How to fail at business without even trying
I created a few websites for friends for free, in order to have examples of my work to show to prospective clients. I came up with a name and slogan for my business (Firefly Lake Web Design, “Helping small companies soar“), got some business cards printed up and…failed miserably.
Attracting clients was a lot harder than I thought it would be. When I did generate new business, I found that the most demanding clients were the ones willing to pay the least. Or not at all. I hated trying to collect payments. I found the design process stimulating, but had no heart for the business side of the business.
However, the examples of websites I’d created filled out my resume nicely, and got me an interview with a man who – I saw by the framed diploma on his office wall – had gone to same university I’d attended. The difference was that he’d graduated from it more than 20 years after I had. I thought the age difference would rear its ugly head, but it was a perfectly pleasant interview.
If I got laid off tomorrow…

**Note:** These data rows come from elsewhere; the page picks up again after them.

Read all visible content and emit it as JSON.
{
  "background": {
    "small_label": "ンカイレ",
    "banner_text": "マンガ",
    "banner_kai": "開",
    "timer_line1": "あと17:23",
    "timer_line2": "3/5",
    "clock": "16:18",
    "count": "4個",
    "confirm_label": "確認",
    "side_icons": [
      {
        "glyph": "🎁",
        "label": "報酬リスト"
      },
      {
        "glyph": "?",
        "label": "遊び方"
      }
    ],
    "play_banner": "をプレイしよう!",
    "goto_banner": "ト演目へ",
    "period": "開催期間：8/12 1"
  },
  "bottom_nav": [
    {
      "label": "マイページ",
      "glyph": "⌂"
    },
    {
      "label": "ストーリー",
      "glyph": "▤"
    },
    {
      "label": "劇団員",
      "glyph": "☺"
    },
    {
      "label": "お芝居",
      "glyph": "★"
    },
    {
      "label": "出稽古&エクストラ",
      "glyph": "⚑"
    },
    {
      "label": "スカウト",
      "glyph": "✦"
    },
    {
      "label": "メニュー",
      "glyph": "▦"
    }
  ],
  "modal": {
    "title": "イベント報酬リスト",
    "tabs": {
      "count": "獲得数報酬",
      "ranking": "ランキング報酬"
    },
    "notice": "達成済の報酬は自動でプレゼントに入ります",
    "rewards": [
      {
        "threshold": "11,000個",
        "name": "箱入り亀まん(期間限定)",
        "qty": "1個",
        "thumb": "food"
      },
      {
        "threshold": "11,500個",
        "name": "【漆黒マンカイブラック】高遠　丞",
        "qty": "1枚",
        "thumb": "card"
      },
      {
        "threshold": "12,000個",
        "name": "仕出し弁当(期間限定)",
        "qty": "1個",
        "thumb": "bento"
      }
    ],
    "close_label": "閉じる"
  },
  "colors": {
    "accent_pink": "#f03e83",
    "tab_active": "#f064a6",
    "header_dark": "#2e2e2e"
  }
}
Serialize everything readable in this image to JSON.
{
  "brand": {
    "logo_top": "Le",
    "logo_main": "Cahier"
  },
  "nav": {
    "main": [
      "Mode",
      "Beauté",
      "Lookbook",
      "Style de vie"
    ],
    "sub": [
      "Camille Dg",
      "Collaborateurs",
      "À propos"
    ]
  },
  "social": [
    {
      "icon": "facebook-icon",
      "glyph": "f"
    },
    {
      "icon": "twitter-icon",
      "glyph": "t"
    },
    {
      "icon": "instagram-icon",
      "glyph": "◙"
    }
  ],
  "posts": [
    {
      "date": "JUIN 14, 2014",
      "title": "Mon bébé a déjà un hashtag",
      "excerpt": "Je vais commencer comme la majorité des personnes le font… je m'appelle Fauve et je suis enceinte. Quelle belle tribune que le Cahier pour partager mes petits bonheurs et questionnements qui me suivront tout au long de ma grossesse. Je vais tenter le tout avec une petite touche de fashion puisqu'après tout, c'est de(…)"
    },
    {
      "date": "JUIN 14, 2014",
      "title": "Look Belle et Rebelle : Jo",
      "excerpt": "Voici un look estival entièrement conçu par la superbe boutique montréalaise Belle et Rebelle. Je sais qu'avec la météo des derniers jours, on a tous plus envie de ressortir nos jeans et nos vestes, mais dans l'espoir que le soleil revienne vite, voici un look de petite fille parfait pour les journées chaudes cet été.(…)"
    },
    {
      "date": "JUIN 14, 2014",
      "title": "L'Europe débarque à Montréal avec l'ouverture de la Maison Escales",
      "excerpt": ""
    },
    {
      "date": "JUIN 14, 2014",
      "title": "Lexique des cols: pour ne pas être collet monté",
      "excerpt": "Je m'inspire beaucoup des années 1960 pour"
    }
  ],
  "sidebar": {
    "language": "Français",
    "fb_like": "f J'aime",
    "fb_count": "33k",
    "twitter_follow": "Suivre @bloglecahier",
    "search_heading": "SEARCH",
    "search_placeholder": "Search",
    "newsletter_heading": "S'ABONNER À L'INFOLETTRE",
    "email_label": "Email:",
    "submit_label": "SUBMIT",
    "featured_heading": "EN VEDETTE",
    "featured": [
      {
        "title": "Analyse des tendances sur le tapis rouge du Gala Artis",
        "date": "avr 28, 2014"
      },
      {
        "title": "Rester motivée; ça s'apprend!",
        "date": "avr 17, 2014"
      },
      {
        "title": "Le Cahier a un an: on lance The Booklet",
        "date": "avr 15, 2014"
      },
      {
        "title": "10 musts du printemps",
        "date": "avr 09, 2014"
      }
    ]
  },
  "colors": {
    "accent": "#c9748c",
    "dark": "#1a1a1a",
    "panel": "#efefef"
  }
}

I got the job. After nearly two years of being unemployed, of watching my savings dwindle to nothing and wondering if I’d ever find meaningful work again, I had meaningful work. It involved all of my newly acquired skills, plus some of the old ones: writing and editing. It has also enabled me to deepen my knowledge and learn lots of new things, to the extent that I now feel confident that if this job were to go away tomorrow, I’d have no trouble getting a new one. Yes. At my age.
The moral of the story is that it IS possible to reinvent yourself, even if you’re not young and nimble, even if you feel worn out and kicked around and all alone. It’s not easy or quick. It’s not painless. But it can be done.

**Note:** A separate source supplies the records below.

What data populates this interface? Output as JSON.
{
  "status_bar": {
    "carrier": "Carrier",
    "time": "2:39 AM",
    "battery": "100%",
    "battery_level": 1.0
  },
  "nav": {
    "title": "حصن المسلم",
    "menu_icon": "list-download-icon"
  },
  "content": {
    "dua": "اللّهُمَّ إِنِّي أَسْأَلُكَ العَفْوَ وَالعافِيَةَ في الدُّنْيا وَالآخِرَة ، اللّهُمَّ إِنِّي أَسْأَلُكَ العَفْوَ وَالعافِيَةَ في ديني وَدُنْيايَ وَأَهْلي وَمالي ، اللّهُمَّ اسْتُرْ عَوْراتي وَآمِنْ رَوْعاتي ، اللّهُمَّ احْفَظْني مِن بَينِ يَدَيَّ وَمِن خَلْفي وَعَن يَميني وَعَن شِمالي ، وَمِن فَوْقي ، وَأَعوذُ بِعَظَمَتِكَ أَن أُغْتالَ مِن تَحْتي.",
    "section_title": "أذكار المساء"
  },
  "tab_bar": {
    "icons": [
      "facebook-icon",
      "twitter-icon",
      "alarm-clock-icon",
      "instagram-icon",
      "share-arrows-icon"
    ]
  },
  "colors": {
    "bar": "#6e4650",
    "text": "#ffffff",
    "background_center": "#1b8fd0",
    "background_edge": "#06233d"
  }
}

Fiction writing, playwriting, songwriting & Italian cousins
And per the title of this post, why was this the best thing that ever happened to me? Because now that I’m free from the stress and a—— bosses and sleep-deprivation that go hand-in-hand with a broadcasting career, I am able to do all of the things I wanted to do when I was in radio, but couldn’t. I was too tired or too busy.

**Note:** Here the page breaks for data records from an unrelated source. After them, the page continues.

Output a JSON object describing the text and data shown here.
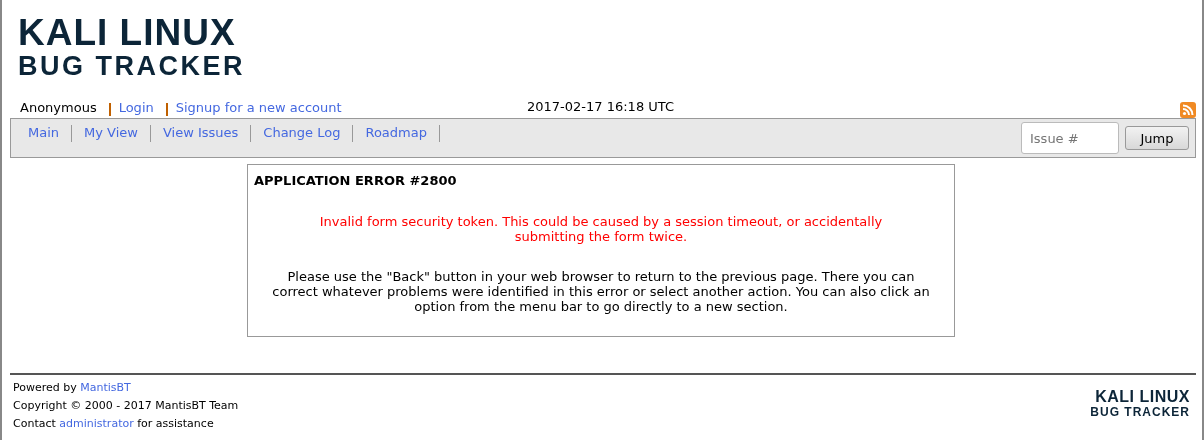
{
  "logo": {
    "line_1": "KALI LINUX",
    "line_2": "BUG TRACKER"
  },
  "login_bar": {
    "user": "Anonymous",
    "links": [
      "Login",
      "Signup for a new account"
    ],
    "datetime": "2017-02-17 16:18 UTC"
  },
  "menu": {
    "items": [
      "Main",
      "My View",
      "View Issues",
      "Change Log",
      "Roadmap"
    ],
    "issue_field": {
      "placeholder": "Issue #"
    },
    "jump_button": "Jump"
  },
  "error": {
    "title": "APPLICATION ERROR #2800",
    "message": "Invalid form security token. This could be caused by a session timeout, or accidentally submitting the form twice.",
    "help": "Please use the \"Back\" button in your web browser to return to the previous page. There you can correct whatever problems were identified in this error or select another action. You can also click an option from the menu bar to go directly to a new section."
  },
  "footer": {
    "powered": {
      "before": "Powered by ",
      "link": "MantisBT"
    },
    "copyright": "Copyright © 2000 - 2017 MantisBT Team",
    "contact": {
      "before": "Contact ",
      "link": "administrator",
      "after": " for assistance"
    },
    "logo": {
      "line_1": "KALI LINUX",
      "line_2": "BUG TRACKER"
    }
  }
}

I’ve written a novel and some award-winning short plays (went to New York City to see “Ruin Porn,” shown at left, performed!) My first full-length play, “The Bucket List of Booze Club,” will have its world premiere in October. Since I can now stay up past 9 p.m. I’m also acting in plays.
The pop/rock band I formed with my sister, McLaughlin’s Alley, has gone from being a duo playing covers to being a full band performing our own original songs. (Songwriting – who knew?) We will head into the recording studio in a few months to record our third CD. Writing, acting, music – before I got laid off, I was either indulging in these passions minimally or not at all. I didn’t have the energy for them.
I traveled to Europe last year, visiting Germany, Switzerland and Italy – where I met some Italian cousins for the first time. For the first time in years, I was able to plan a trip without worrying about radio ratings periods.
In other words, I’m having the time of my life, after going through one of the worst times of my life.
Please and thank you
Now for the plug: My current writing project is a look at the lives, feelings, hopes and experiences of women over 40 who’ve never married. I’ve interviewed women from all over the U.S., and I think what they have to say will surprise people. “The New Old Maid: How Happily Unmarried Women are Defying Spinster Stereotypes” is coming along nicely, but I need your help to expand the digital platform required by publishers. Please consider: a) following this blog, b) liking The New Old Maid Facebook page and c) following @TheNewOldMaid on Twitter. You don’t have to be an old maid, or even a woman, to make those connections.